Tribal Relations

Tribal Relations

Opportunities for Native Youth Available through APHIS's Safeguarding Natural Heritage Program. Read more at the USDA blog…
Kim Yazzie, Navajo Nation, at the recent Intertribal Timber Council Annual Timber Symposium. Climate change, groundwater, and air quality are some of the focus areas of the ITC Native American Natural Resource Scholarships. Read more…
Alaska Native, American Indian, and Native Hawaiian high school students came together in June 2015 at the Inter-Tribal Youth Climate Leadership Congress. Read more in the Tribal Relations Summer 2015 Newsletter…
The first-ever White House Tribal Youth Gathering brought together more than 875 Native youth representing 230 Indian nations in July 2015. Read more in the Tribal Relations Summer 2015 Newsletter…
Nanebah Nez connected to her past in a recent visit to the U.S. Department of the Interior Museum, where a rug made by her great-great-grandmother is part of the museum’s trove of historical pieces. Read more at the USDA blog…
The U.S. Department of Agriculture is making available $332 million in financial and technical assistance through the Agricultural Conservation Easement Program. Read more…

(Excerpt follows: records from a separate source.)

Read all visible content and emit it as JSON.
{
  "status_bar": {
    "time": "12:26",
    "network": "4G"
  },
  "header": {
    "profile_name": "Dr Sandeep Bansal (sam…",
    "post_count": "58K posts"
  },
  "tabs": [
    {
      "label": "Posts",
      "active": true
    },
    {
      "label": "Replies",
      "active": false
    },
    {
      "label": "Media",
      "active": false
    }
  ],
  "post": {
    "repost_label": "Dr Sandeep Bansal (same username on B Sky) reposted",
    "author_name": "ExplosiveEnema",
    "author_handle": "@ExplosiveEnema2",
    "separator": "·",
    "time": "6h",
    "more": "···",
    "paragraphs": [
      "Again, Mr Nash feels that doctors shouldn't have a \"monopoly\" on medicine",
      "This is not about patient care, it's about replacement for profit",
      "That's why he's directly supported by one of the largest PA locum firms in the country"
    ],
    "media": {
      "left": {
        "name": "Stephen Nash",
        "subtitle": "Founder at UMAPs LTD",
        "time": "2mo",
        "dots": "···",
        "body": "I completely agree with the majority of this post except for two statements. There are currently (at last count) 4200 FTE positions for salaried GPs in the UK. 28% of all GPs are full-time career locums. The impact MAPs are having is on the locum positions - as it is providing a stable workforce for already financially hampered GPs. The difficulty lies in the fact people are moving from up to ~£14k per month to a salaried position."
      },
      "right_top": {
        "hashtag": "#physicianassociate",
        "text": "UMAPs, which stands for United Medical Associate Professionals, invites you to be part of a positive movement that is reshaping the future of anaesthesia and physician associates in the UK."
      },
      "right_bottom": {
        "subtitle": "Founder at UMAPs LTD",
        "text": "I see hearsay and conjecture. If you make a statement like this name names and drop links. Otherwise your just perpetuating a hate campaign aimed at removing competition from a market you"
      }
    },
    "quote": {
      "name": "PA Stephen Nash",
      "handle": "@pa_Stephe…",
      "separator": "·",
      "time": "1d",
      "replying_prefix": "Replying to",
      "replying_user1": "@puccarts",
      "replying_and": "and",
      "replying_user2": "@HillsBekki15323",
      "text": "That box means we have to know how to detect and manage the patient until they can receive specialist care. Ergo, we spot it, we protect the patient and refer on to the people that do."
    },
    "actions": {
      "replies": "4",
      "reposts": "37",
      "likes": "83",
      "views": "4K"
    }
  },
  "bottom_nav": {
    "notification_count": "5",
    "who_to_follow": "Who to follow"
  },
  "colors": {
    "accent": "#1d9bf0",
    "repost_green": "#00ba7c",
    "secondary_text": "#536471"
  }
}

Proposed Tribal Relations Directives Webinars

Please join us for one of the webinars offered each Wednesday between August 26 and September 16, 2015.

See the webinar schedule and participant instructions…

Forest Service Seeks Comments on Proposed Tribal Relations Directives

The U.S. Forest Service is seeking public comment on formalizing a proposed policy to expand the mutually beneficial work it conducts with American Indian and Alaska Native tribes, and Alaska Native corporations.

Public Comment and Tribal Consultation will both end 60 days from the publication date.

Send comments electronically by following the instructions at the Federal eRulemaking portal at Comments also may be submitted by email to or by mail to:

Tribal Relations Directives Comments
USDA Forest Service
Attn: Fred Clark, Office of Tribal Relations
201 14th Street SW.
Washington, DC 20024


The Forest Service is recognized as a leader among Federal land management agencies in partnering appropriately and collaboratively with American Indian and Alaska Native Tribal governments and communities for mutually beneficial outcomes.

Current Collaboration & Consultation

Last modified: 12:45:22 14-Aug-2015